DIGITAL HUMANITIES AND DIFFERENCE IN RESEARCH AND TEACHING
The Inclusion Imperative Program at UMBC's Dresher Center for the Humanities and the Media and Communication Studies Department invites you to a panel on digital humanities and difference.
March 8, 11:30 A.M. - 1:00 P.M. (with lunch)
Performing Arts and Humanities Building, Room 216
This panel will explore the role of digital humanities research as a teaching tool, now and in the future. Digital humanities is often defined as the thoughtful application of digital tools and methodologies to humanistic inquiry. Keynote speaker Roopika Risam, Assistant Professor of English and Secondary English Education at Salem State University, will discuss her latest project, Mapping W.E.B. DuBois. This project combines the study of literature with approaches to digital and technological literacy, supporting efforts to make humanities teaching more inclusive.
Four faculty panelists from a range of fields will also discuss how they came to digital humanities, their current research, how they integrate digital humanities into the classroom, and future directions for a diversity-focused and inclusive digital humanities curriculum.

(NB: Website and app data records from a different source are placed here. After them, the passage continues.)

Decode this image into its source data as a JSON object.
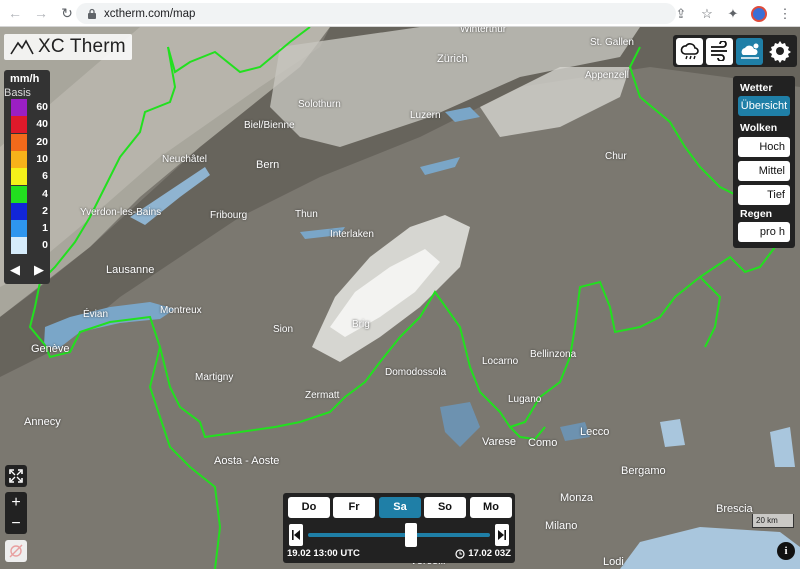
{
  "browser": {
    "url": "xctherm.com/map"
  },
  "app": {
    "logo_text": "XC Therm"
  },
  "legend": {
    "unit": "mm/h",
    "unit_sub": "Basis",
    "items": [
      {
        "label": "60",
        "color": "#9b1fc4"
      },
      {
        "label": "40",
        "color": "#e0192a"
      },
      {
        "label": "20",
        "color": "#f36a1b"
      },
      {
        "label": "10",
        "color": "#f7b21a"
      },
      {
        "label": "6",
        "color": "#f4f11a"
      },
      {
        "label": "4",
        "color": "#22e01f"
      },
      {
        "label": "2",
        "color": "#1226d8"
      },
      {
        "label": "1",
        "color": "#2e96ee"
      },
      {
        "label": "0",
        "color": "#d6ecfb"
      }
    ]
  },
  "panel": {
    "wetter_title": "Wetter",
    "wetter_btn": "Übersicht",
    "wolken_title": "Wolken",
    "wolken_btns": [
      "Hoch",
      "Mittel",
      "Tief"
    ],
    "regen_title": "Regen",
    "regen_btn": "pro h"
  },
  "timebar": {
    "days": [
      "Do",
      "Fr",
      "Sa",
      "So",
      "Mo"
    ],
    "selected_day": "Sa",
    "time_left": "19.02 13:00 UTC",
    "time_right": "17.02 03Z"
  },
  "scale": {
    "label": "20 km"
  },
  "zoom": {
    "plus": "+",
    "minus": "−"
  },
  "cities": {
    "zurich": "Zürich",
    "winterthur": "Winterthur",
    "bern": "Bern",
    "lausanne": "Lausanne",
    "geneve": "Genève",
    "annecy": "Annecy",
    "aosta": "Aosta - Aoste",
    "varese": "Varese",
    "como": "Como",
    "lecco": "Lecco",
    "bergamo": "Bergamo",
    "monza": "Monza",
    "milano": "Milano",
    "brescia": "Brescia",
    "lodi": "Lodi",
    "vercelli": "Vercelli",
    "brig": "Brig",
    "zermatt": "Zermatt",
    "neuchatel": "Neuchâtel",
    "biel": "Biel/Bienne",
    "solothurn": "Solothurn",
    "thun": "Thun",
    "interlaken": "Interlaken",
    "chur": "Chur",
    "sion": "Sion",
    "martigny": "Martigny",
    "montreux": "Montreux",
    "evian": "Évian",
    "yverdon": "Yverdon-les-Bains",
    "fribourg": "Fribourg",
    "luzern": "Luzern",
    "stgallen": "St. Gallen",
    "appenzell": "Appenzell",
    "bellinzona": "Bellinzona",
    "locarno": "Locarno",
    "lugano": "Lugano",
    "domodossola": "Domodossola"
  },
  "colors": {
    "accent": "#1f7fa7",
    "border_green": "#22e01f",
    "panel_bg": "#222222"
  }
}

Roopika Risam, Assistant Professor of English and Secondary Education, Salem State University
Drew Holladay, Assistant Professor, English
Tania Lizarazo, Assistant Professor, Modern Languages, Linguistics, and Intercultural Communication
Bryce Peake, Assistant Professor, Media and Communication Studies
Anne Rubin, Professor of History and Associate Director, Imaging Research Center
Sponsored by the Media and Communication Studies Department, the Dresher Center for the Humanities, and the Issues and the Dresher Center Digital Humanities Faculty Working Group.
The Inclusion Imperative Program is funded by The Andrew W. Mellon Foundation.